▸ TO DO
Copy out each line of the data that holds the string "label".

[Dataset rows for apps and sites]
——————

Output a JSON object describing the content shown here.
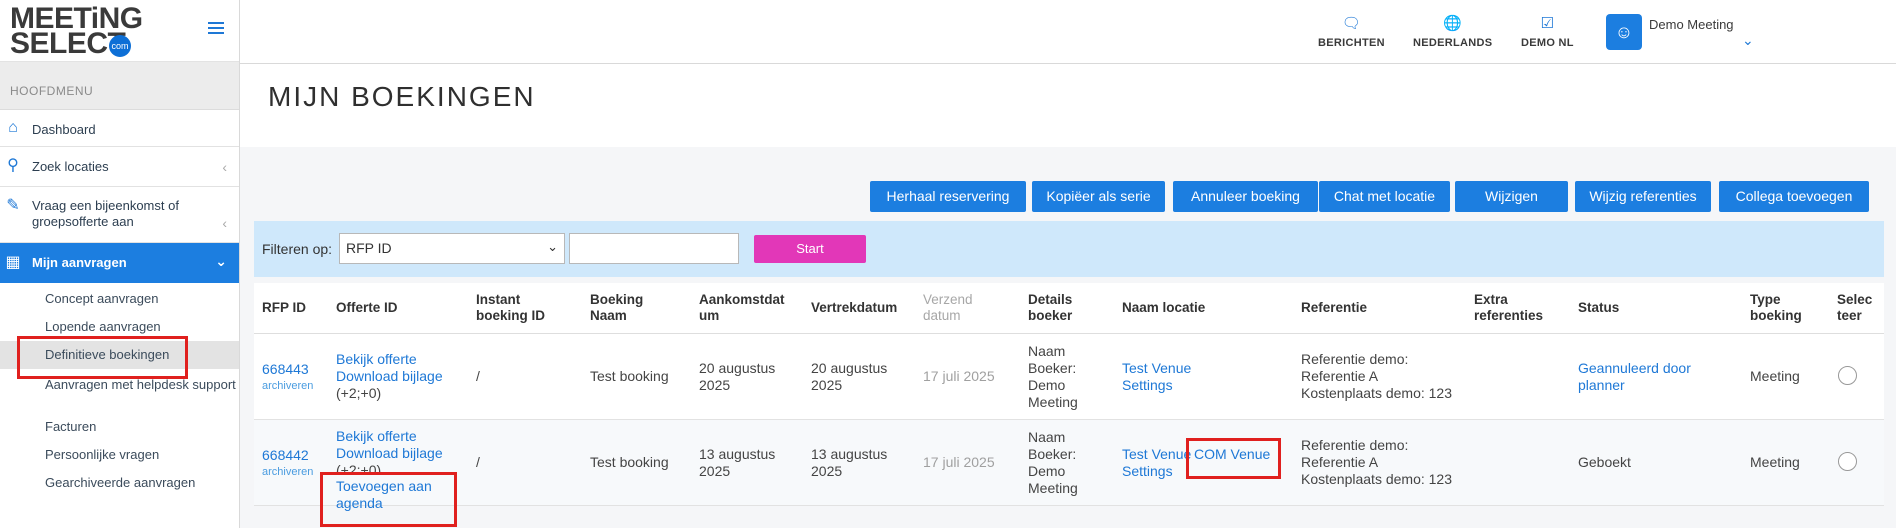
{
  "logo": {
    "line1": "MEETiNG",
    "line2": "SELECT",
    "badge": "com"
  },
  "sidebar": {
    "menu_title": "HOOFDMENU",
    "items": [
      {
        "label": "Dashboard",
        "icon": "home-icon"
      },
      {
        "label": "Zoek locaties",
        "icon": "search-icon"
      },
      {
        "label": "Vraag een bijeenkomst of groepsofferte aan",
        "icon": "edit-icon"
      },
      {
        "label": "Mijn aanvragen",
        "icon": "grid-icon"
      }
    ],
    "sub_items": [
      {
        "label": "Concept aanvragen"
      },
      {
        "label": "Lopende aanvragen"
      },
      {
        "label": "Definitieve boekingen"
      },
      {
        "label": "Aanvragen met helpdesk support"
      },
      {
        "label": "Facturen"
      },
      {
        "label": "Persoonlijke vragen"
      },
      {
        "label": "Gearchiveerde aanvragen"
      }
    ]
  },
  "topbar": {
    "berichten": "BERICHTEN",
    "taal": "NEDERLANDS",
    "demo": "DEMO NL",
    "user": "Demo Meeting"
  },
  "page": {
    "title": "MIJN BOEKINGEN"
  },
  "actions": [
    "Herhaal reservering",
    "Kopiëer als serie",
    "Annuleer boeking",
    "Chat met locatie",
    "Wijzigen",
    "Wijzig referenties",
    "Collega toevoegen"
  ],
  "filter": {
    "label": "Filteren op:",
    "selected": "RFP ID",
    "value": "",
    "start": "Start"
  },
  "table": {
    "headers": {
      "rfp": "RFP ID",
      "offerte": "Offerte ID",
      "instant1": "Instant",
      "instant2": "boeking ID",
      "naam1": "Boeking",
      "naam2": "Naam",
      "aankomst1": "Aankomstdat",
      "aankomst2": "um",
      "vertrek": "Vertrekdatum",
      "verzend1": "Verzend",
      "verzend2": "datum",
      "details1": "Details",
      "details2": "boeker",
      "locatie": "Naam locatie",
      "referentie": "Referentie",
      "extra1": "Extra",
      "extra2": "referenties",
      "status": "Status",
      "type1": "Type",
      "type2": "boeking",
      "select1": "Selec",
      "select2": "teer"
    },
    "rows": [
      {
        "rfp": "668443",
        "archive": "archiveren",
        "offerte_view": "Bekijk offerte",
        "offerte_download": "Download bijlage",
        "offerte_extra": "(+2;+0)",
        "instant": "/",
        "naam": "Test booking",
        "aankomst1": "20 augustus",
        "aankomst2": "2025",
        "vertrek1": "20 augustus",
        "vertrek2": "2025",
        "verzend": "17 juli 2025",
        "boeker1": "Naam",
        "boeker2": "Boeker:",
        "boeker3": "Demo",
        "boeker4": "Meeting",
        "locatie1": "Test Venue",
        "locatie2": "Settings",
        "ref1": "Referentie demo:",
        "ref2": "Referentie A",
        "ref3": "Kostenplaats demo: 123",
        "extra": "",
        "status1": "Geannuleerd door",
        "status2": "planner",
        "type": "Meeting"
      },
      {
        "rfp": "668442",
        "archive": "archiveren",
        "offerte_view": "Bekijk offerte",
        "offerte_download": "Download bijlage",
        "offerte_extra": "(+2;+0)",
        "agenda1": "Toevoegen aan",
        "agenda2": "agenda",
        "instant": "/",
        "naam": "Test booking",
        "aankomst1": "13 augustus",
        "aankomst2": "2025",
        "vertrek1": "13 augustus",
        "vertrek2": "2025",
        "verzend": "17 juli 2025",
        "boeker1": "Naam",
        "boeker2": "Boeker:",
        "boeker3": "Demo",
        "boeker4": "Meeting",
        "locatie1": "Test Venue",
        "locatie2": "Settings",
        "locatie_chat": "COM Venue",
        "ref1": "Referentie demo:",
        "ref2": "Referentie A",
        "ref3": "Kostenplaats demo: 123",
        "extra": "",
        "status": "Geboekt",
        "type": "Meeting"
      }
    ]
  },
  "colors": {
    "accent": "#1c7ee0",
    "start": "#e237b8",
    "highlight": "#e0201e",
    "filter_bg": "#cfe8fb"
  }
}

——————

▸ ANSWER AREA
        "label": "Dashboard",
        "label": "Zoek locaties",
        "label": "Vraag een bijeenkomst of groepsofferte aan",
        "label": "Mijn aanvragen",
        "label": "Concept aanvragen"
        "label": "Lopende aanvragen"
        "label": "Definitieve boekingen"
        "label": "Aanvragen met helpdesk support"
        "label": "Facturen"
        "label": "Persoonlijke vragen"
        "label": "Gearchiveerde aanvragen"
    "label": "Filteren op:",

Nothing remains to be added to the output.